### DIRECTIONS
Tally the lines in the data below where the word "JSON" appears, and give the tally alone.

### Records from a data source
=== Begin Enclosure ===
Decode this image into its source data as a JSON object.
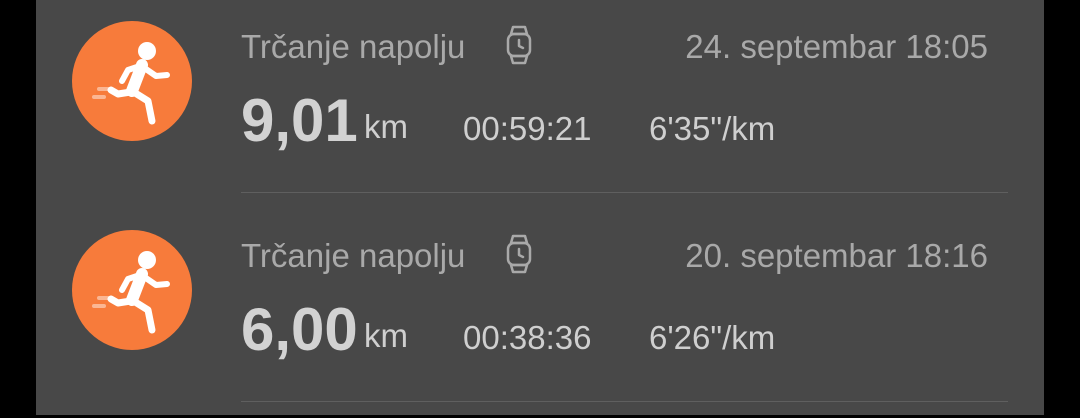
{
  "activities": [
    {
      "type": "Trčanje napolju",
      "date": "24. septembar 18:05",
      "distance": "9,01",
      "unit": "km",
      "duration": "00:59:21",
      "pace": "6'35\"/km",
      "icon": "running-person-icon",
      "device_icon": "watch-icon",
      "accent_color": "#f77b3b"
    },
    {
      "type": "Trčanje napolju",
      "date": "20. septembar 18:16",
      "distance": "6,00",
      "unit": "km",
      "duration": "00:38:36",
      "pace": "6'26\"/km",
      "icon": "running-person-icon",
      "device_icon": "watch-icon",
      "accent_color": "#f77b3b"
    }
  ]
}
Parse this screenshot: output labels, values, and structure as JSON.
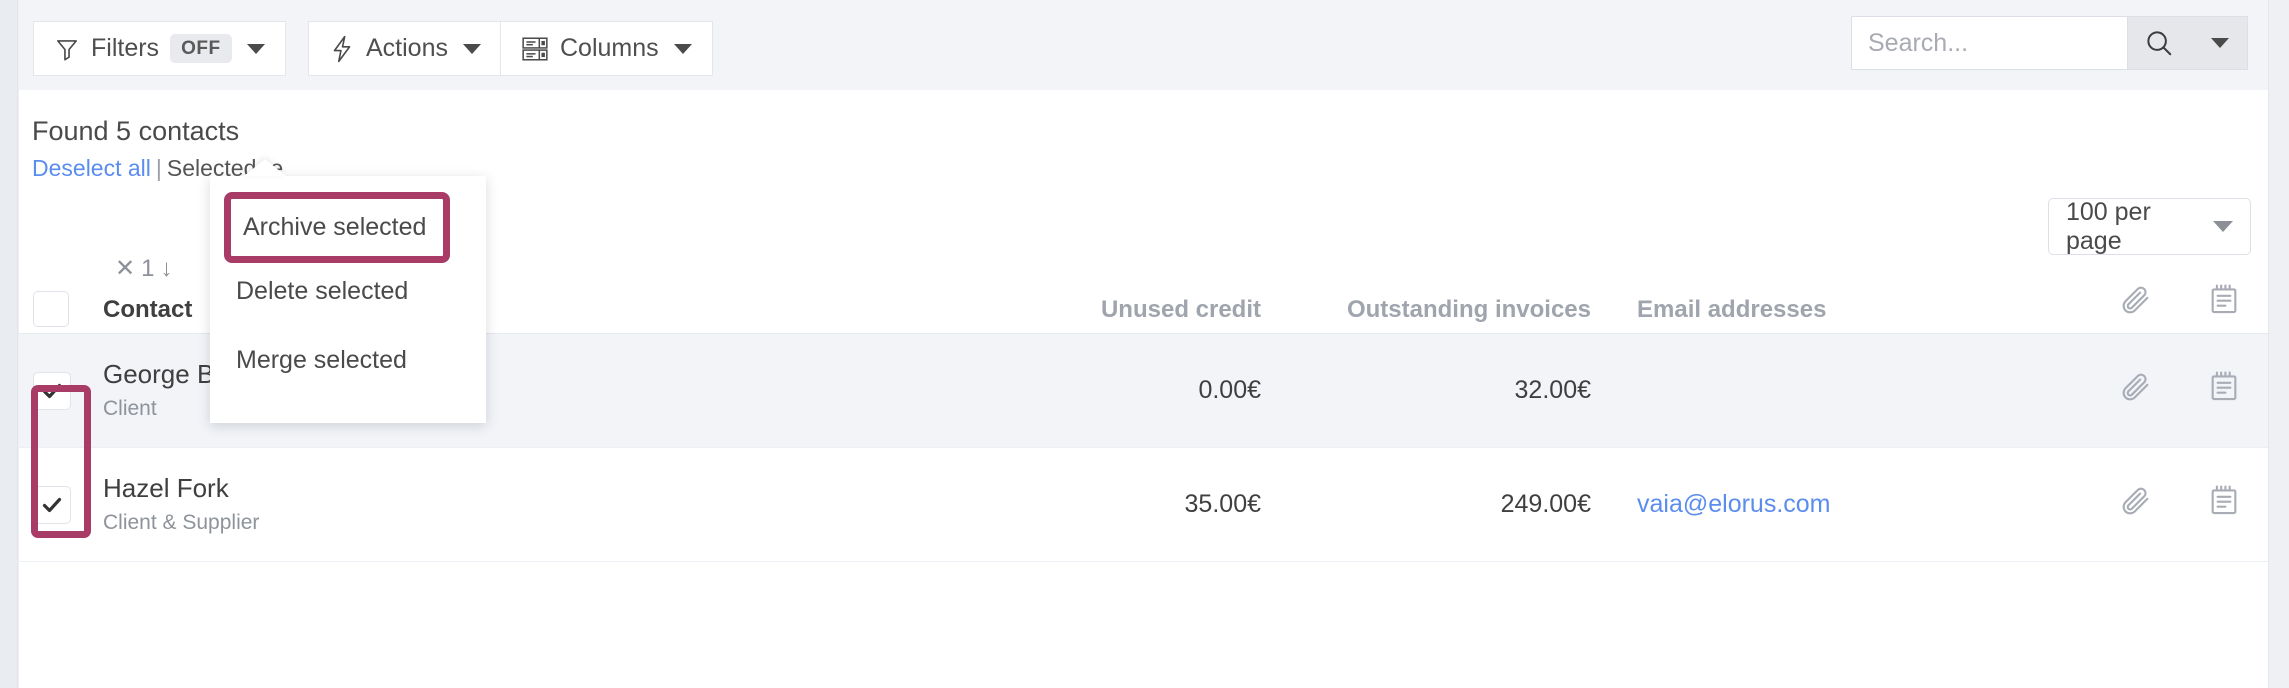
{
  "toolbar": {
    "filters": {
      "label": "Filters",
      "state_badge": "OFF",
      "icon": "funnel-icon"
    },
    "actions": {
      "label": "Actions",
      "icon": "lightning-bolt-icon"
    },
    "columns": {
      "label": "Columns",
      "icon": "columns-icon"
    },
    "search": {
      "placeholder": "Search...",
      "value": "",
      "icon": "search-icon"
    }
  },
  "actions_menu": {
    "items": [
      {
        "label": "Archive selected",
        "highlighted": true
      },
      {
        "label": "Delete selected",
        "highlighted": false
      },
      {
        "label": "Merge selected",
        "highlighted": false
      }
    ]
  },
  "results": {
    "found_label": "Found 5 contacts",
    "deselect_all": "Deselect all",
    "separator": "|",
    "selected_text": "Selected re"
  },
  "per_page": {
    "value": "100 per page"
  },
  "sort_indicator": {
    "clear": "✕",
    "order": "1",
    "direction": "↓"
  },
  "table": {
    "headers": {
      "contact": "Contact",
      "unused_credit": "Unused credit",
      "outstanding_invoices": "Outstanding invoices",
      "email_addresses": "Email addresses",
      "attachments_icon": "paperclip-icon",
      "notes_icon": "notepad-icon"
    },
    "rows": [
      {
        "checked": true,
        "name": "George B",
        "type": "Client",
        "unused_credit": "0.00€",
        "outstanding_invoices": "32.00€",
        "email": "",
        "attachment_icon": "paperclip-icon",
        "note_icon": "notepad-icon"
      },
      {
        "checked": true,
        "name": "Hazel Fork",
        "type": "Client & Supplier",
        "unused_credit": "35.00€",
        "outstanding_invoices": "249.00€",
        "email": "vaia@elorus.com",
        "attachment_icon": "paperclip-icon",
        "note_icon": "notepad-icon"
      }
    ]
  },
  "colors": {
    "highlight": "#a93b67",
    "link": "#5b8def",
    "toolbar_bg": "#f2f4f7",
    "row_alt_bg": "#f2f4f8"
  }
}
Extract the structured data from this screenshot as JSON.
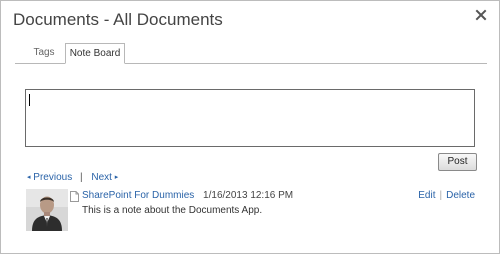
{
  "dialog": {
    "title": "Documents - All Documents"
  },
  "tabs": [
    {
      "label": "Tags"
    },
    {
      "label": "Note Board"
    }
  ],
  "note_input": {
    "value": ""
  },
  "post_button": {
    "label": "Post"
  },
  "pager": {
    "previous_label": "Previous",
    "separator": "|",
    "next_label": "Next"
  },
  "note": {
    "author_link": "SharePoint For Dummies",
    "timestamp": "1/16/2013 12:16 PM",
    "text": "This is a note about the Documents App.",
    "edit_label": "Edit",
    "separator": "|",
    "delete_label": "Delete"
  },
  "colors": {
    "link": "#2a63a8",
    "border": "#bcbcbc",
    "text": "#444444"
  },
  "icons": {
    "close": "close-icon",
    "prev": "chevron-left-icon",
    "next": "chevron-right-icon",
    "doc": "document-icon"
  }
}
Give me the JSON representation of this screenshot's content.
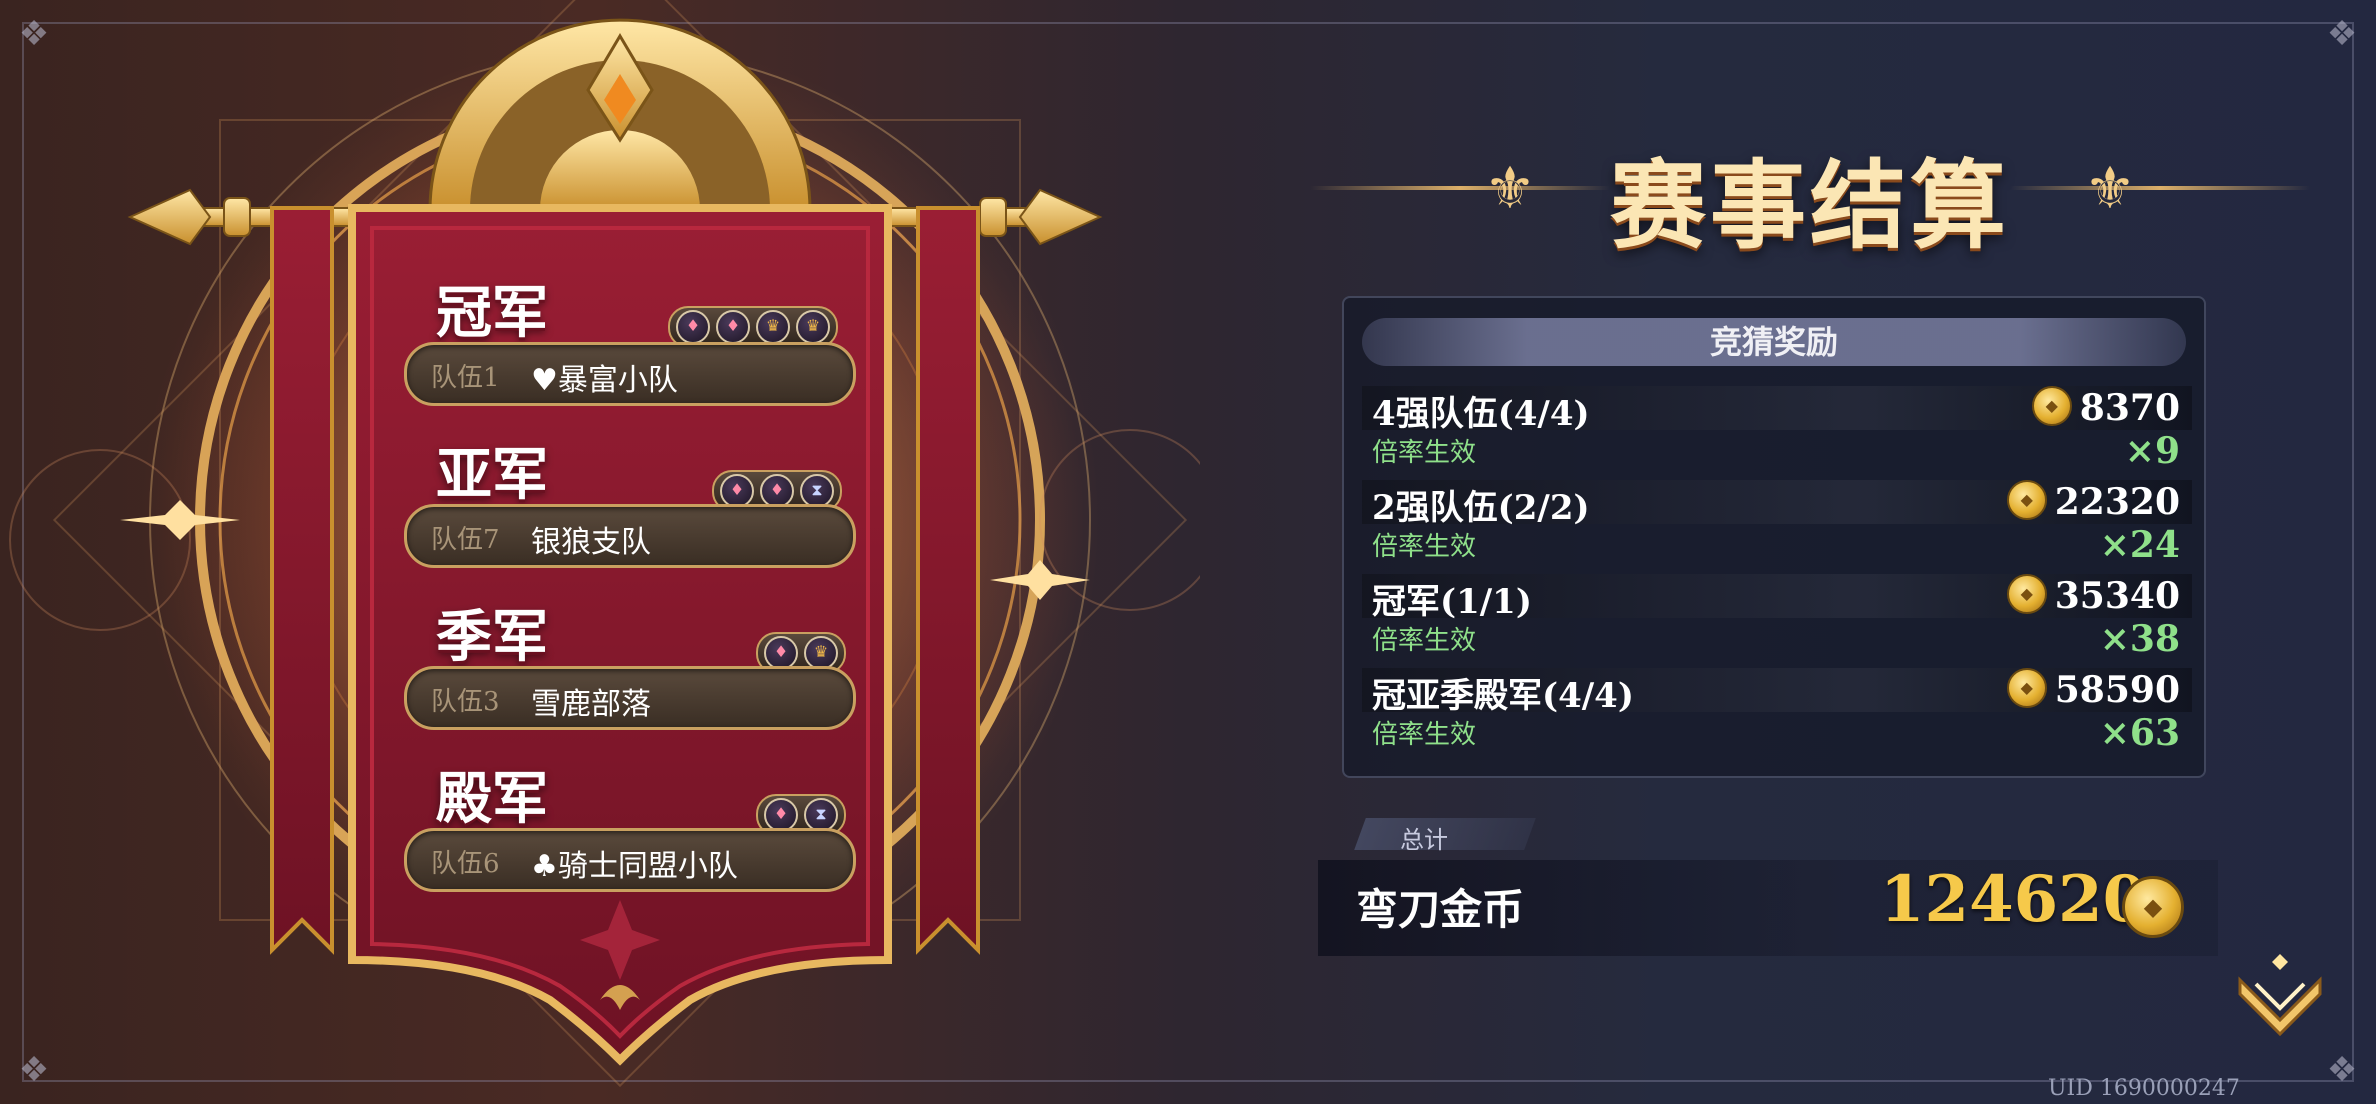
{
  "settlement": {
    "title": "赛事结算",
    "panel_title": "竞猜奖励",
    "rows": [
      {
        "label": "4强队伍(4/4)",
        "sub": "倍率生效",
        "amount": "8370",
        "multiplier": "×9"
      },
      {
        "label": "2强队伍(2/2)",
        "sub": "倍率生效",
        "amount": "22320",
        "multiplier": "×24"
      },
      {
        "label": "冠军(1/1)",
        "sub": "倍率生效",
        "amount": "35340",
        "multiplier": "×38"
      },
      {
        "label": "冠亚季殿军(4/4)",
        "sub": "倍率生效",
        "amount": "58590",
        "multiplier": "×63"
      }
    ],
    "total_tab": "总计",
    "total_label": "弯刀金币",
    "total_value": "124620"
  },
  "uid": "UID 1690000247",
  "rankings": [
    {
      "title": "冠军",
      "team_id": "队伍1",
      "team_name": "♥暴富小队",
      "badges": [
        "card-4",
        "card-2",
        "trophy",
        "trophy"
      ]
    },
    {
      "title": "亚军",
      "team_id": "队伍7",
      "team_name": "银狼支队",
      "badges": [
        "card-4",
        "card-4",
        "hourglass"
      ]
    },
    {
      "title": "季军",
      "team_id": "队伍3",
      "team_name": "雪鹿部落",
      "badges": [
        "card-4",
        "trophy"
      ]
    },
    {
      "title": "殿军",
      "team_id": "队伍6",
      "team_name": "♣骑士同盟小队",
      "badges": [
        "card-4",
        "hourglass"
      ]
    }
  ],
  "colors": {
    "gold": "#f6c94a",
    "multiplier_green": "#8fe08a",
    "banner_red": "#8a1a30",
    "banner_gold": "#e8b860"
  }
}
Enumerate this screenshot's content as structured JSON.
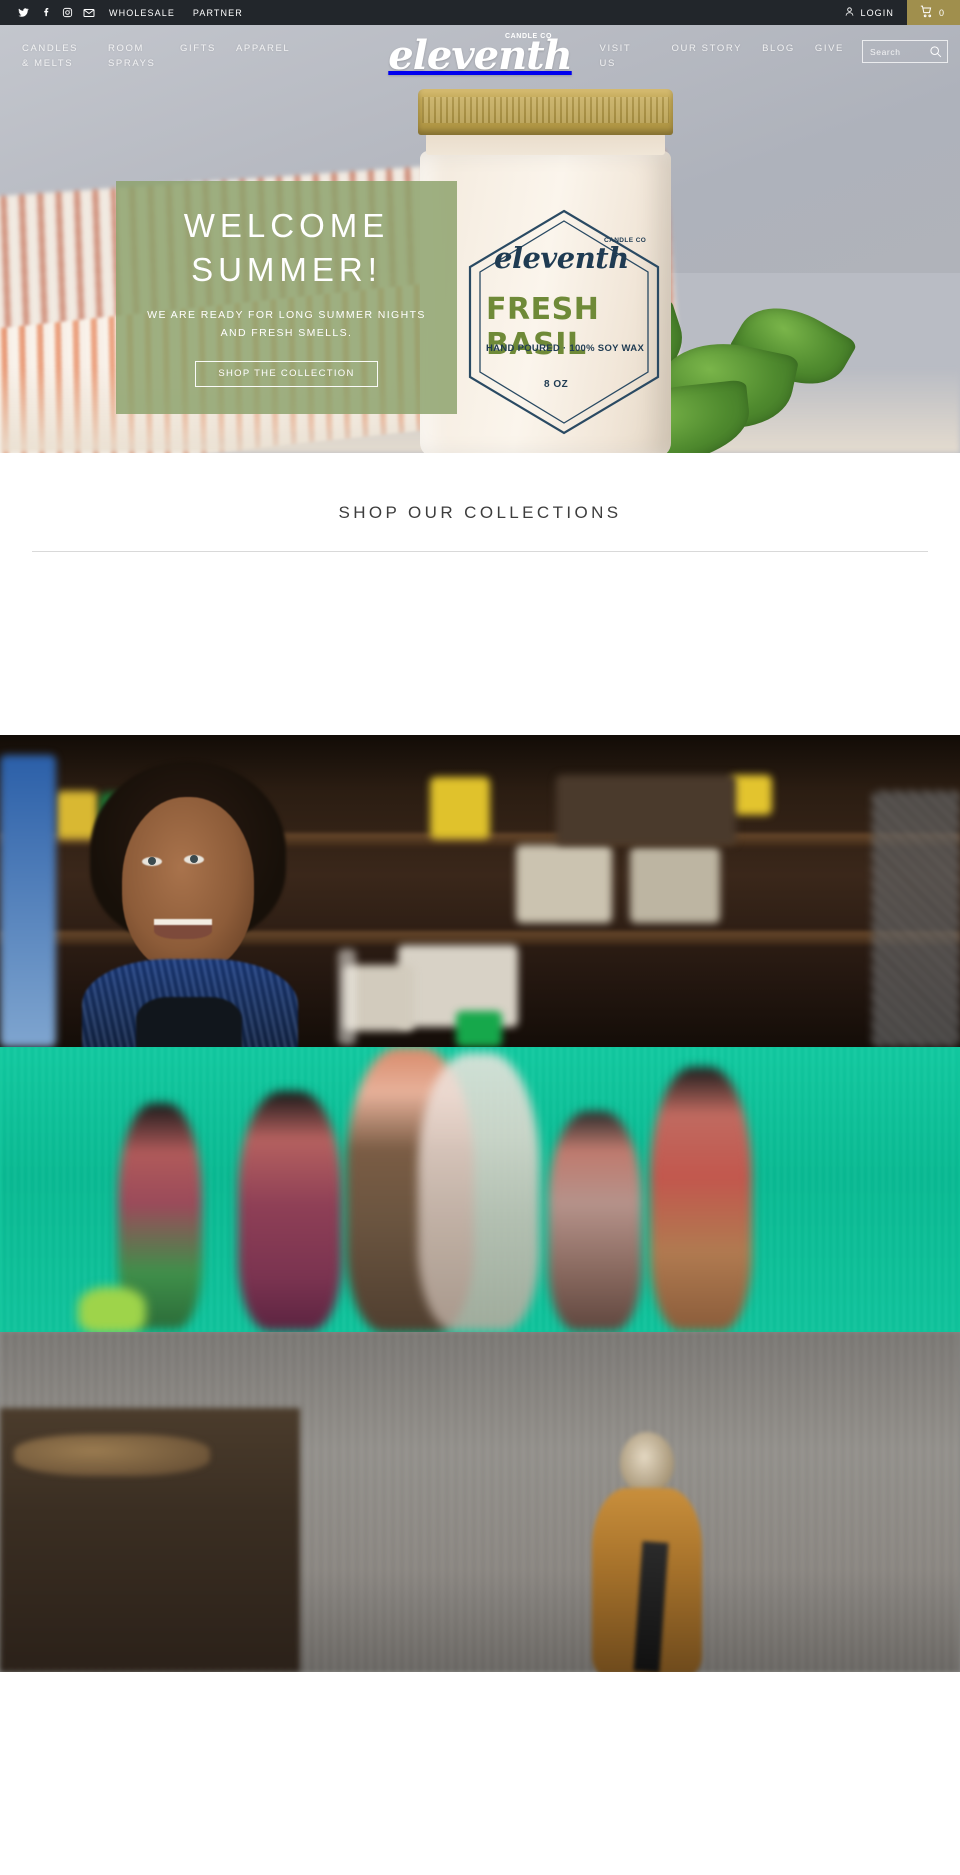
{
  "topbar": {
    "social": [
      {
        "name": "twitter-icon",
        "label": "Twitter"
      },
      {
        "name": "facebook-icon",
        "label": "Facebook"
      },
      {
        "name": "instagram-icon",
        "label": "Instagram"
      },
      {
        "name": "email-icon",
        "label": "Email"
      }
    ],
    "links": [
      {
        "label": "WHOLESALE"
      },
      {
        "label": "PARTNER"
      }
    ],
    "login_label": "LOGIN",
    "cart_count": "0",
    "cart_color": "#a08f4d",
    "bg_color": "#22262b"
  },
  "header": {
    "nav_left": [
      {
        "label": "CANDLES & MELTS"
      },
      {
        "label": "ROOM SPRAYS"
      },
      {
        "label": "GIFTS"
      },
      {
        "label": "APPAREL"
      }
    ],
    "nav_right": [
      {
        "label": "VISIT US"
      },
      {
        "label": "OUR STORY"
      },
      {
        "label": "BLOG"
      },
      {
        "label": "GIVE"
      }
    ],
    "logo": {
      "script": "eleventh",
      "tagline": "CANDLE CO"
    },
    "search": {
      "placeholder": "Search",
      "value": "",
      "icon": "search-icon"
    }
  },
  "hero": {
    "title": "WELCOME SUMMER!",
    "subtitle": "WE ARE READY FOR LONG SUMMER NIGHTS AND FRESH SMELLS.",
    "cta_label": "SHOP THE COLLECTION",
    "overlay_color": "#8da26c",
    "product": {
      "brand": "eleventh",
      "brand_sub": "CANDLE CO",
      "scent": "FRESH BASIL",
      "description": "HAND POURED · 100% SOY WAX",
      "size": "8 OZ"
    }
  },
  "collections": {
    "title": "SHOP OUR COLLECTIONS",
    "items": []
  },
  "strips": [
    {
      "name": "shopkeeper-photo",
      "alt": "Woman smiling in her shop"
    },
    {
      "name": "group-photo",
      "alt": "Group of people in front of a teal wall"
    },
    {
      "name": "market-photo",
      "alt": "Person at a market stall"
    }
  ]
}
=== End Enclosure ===
### EXERCISE SOLUTION
5